The composite (superposed epoch) analysis technique has been frequently employed to examine a hypothesized link between solar activity and the Earth’s atmosphere, often through an investigation of Forbush decrease (Fd) events (sudden high-magnitude decreases in the flux cosmic rays impinging on the upper-atmosphere lasting up to several days). This technique is useful for isolating low-amplitude signals within data where background variability would otherwise obscure detection. The application of composite analyses to investigate the possible impacts of Fd events involves a statistical examination of time-dependent atmospheric responses to Fds often from aerosol and/or cloud datasets. Despite the publication of numerous results within this field, clear conclusions have yet to be drawn and much ambiguity and disagreement still remain. In this paper, we argue that the conflicting findings of composite studies within this field relate to methodological differences in the manner in which the composites have been constructed and analyzed. Working from an example, we show how a composite may be objectively constructed to maximize signal detection, robustly identify statistical significance, and quantify the lower-limit uncertainty related to hypothesis testing.

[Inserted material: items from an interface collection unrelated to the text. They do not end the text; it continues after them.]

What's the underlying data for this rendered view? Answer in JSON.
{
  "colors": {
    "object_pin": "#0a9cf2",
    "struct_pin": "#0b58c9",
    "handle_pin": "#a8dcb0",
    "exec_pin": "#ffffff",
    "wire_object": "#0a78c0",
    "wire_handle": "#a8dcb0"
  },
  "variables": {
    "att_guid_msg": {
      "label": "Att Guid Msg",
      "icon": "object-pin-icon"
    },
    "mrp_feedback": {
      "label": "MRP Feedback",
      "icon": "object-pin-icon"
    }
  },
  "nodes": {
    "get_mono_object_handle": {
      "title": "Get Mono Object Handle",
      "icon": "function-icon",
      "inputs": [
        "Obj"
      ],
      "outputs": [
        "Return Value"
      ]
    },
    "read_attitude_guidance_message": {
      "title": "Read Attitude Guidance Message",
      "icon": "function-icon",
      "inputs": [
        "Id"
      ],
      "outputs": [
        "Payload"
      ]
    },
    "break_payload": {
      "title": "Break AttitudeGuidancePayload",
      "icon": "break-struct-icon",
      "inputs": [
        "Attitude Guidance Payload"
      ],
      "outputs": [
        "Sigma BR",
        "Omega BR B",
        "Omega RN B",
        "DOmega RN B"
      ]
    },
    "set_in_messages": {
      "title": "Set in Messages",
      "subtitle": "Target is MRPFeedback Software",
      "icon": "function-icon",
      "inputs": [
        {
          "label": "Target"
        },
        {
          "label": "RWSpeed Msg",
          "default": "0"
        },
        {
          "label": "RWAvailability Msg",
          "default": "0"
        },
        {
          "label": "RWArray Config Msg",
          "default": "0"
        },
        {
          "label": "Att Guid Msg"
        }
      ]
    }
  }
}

Additionally, we also demonstrate how a seemingly significant false positive may be obtained from non-significant data by minor alterations to methodological approaches.
Key words: statistics and probability / cosmic ray / cloud
© B.A. Laken et al., Published by EDP Sciences 2013
This is an Open Access article distributed under the terms of the Creative Commons Attribution License (http://creativecommons.org/licenses/by/2.0), which permits unrestricted use, distribution, and reproduction in any medium, provided the original work is properly cited.
Current usage metrics show cumulative count of Article Views (full-text article views including HTML views, PDF and ePub downloads, according to the available data) and Abstracts Views on Vision4Press platform.
Data correspond to usage on the plateform after 2015. The current usage metrics is available 48-96 hours after online publication and is updated daily on week days.
Initial download of the metrics may take a while.